The University of Chicago’s Living Positively program, a peer advocacy, education and counseling initiative for people living with HIV/AIDS, serves at-risk youth in Chicago’s African American community, which suffers higher rates of HIV/AIDS among both men and women. The University wanted a more compelling online presence with an updated website to engage this hard-to-reach audience, where issues surrounding sexual health and HIV/AIDS are often stigmatized. A website refresh would have to strike a balance between being informative, straightforward and credible while conveying a hip, youthful vibe that would appeal to a younger audience.
The University of Chicago teamed with the Usman Group to develop a design and content strategy and create a better user experience. We collaborated with multiple schools and teams across the University, from the web services department to the Medical Center to capture medical-related content and resources. Our team devised a simplified site map with an enhanced search function to make it easier for visitors to get to the information they needed. We refreshed the Living Positively brand with appealing, spot-on graphics; interactive content like fun quizzes and quick videos; and social media links and feeds to build community. To enhance the site’s relatability, we also enlisted three “real people” who would serve as guides on the site and add warmth and a personal connection. And every page provided easy access to services with a call to action — “Get the Facts,” “Get Tested,” “Get Treated,” “Need Someone to Talk to?” — to compel users to sign up.

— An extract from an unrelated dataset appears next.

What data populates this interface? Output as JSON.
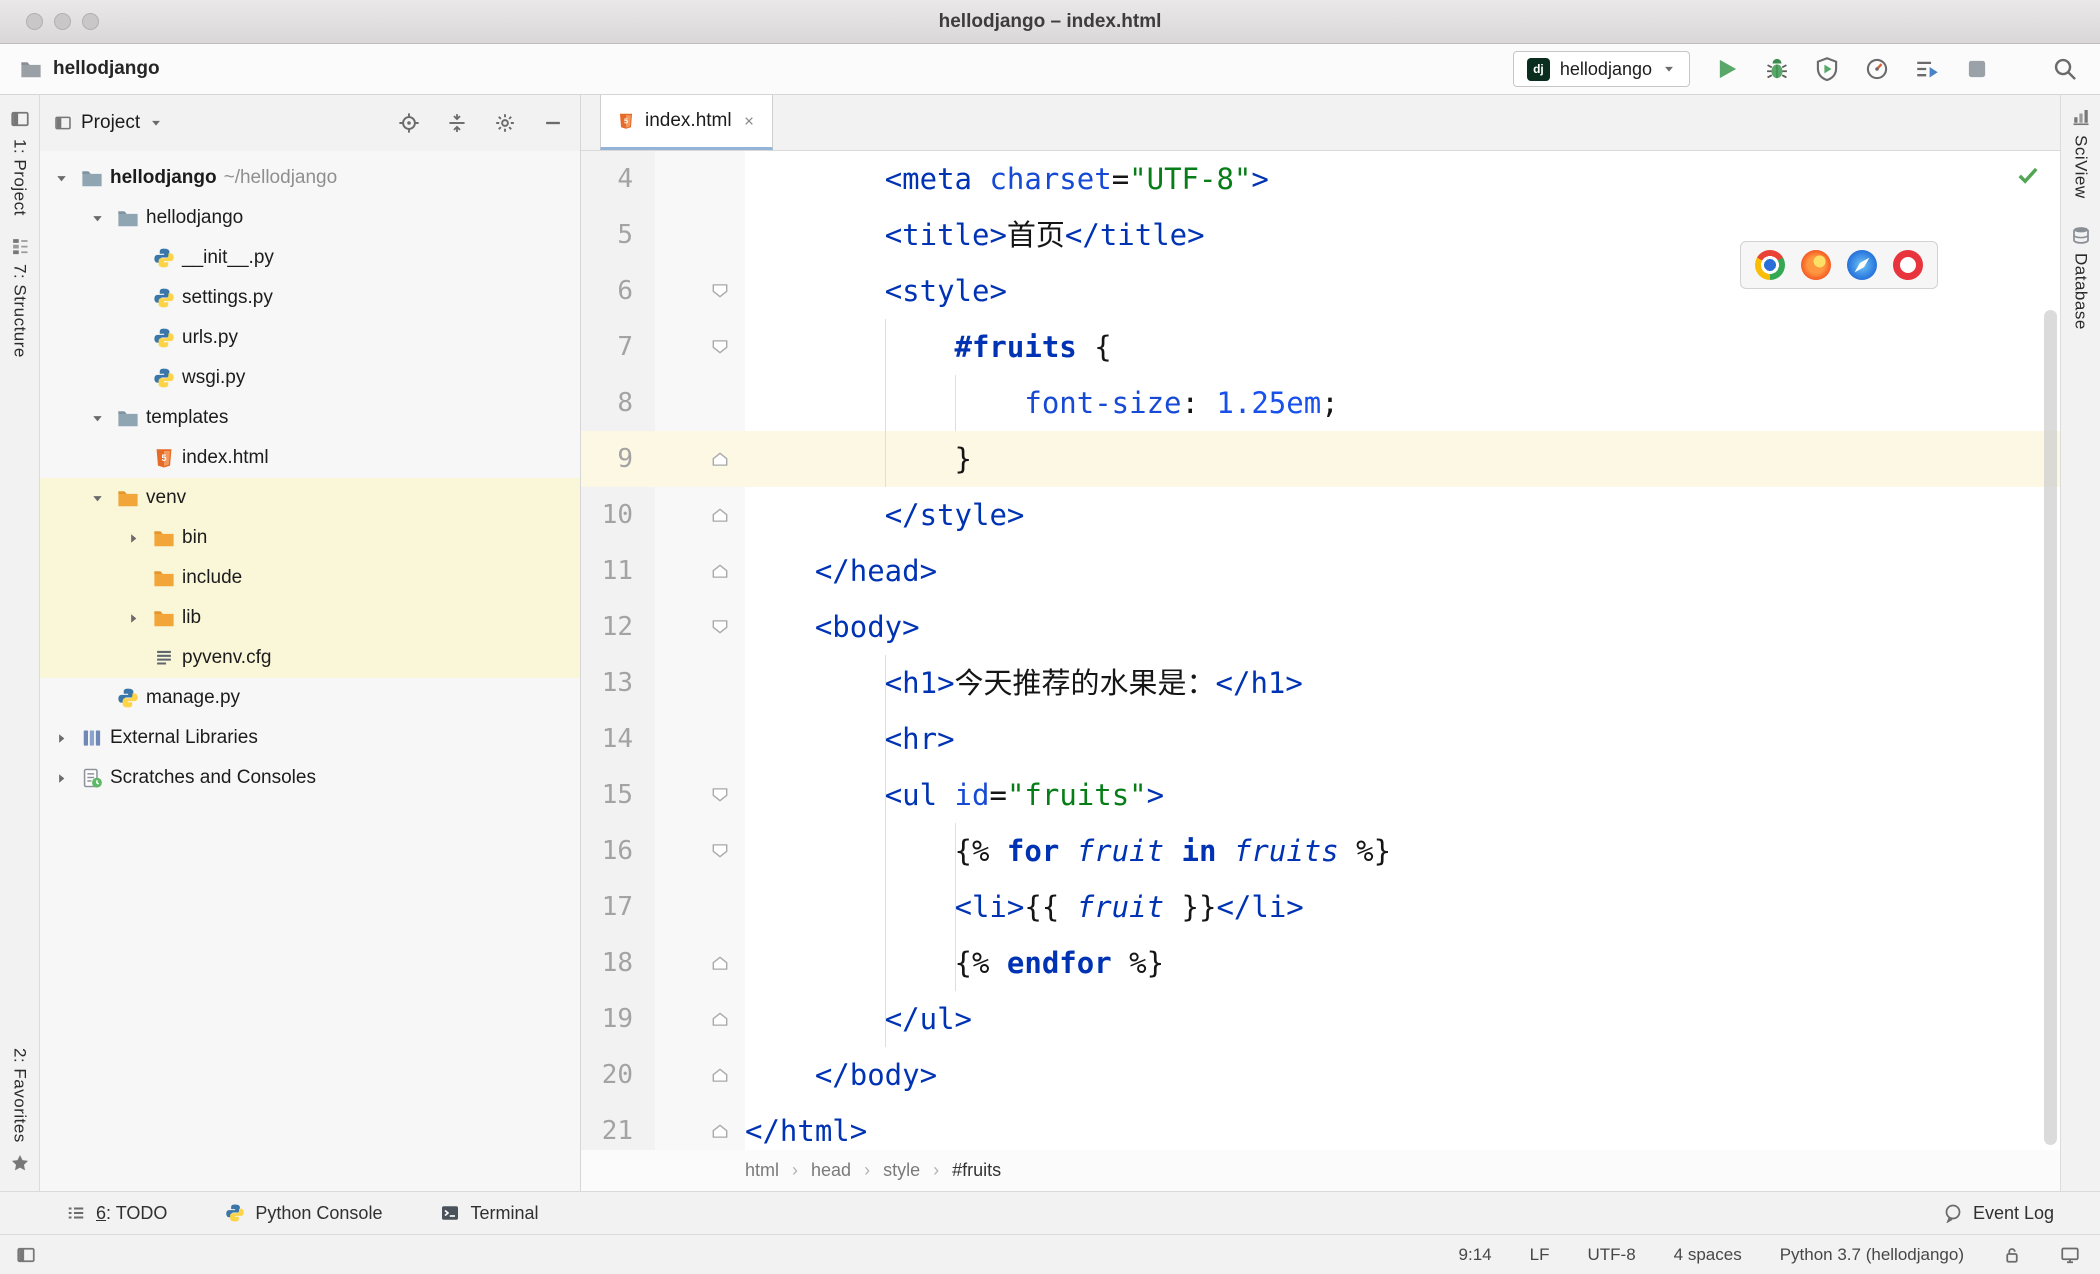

The new Living Positively website allowed the University to reach beyond the bounds of academia and really engage with the community. The site launched in 2011 and, promoted by an aggressive ad campaign (both online and traditional), provided a lifeline for thousands of Chicagoans in need of support and free, confidential healthcare services.